Friday will bring a quarterly US crop inventory report too, which itself has a reputation for causing price moves, and so often injects an air of caution ahead of it.
And this besides the day bringing first notice day for Chicago July grain contracts, and the last day of the month and quarter, by repute a period which encourages funds to withdraw cash.
“Surprisingly low” USDA data on corn and soybean area “would certainly reignite bullish enthusiasm,” said Richard Feltes at RJ O’Brien.
“But that’s a tall order” unless the USDA cuts corn area, as compared with forecasts made in March, “by more than 8m acres and soybeans by more than 2m acres”.
He added that the “most likely outcome is for continuation of range bound row crop markets at elevated price levels, awaiting further clarity on the likely US summer weather pattern”.
Chicago soybean futures for July (still the best-traded contract) eased, but not by much, standing down 0.1% at $9.08 ¼ a bushel.
The new crop November lot shed 0.2% to $9.30 ¾ a bushel.
‘Not overly alarming’
Chicago soft red winter wheat, meanwhile, edged up 0.1% to $5.42 ¾ a bushel for September, restrained a little bit too by a lack of reaction to continued talk of hot weather in Europe.
Paris wheat for December stood 0.3% lower at E187.25 a tonne.
German-based Commerzbank noted earlier that “it is in particular the drought in Canada and the heatwave in Western Europe that are pushing up prices.
“That said, there had previously been considerable rainfall in some areas – in Germany, for example – so the situation is not yet seen as overly alarming.
Furthermore, while “conditions are also too dry in parts of Russia, with the result that crop expectations are being downwardly adjusted… the country is still set to harvest its second-highest crop ever”.
Back in New York, cotton futures for December gained 0.2% to 65.80 cents a pound.
While US cotton crop condition did improve week on week by 1 point to 50% good or excellent, an unchanged 41% reading in top growing state Texas did conceal some setbacks.
USDA scouts in Texas said: “Cotton progress was delayed across the Plains due to adverse weather conditions.

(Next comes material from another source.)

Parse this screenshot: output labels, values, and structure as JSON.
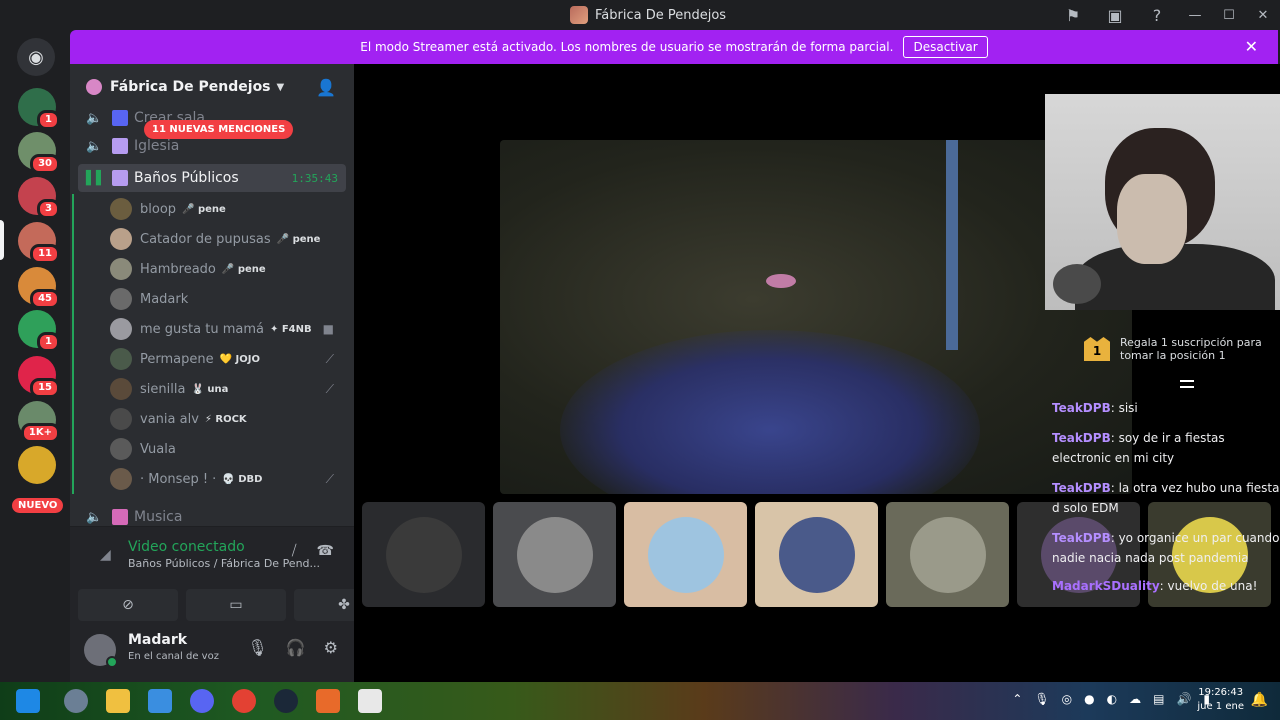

“Prevented planting and poor stands due to cool temperatures and severe storms have caused some Plains cotton producers to switch to alternative crops.”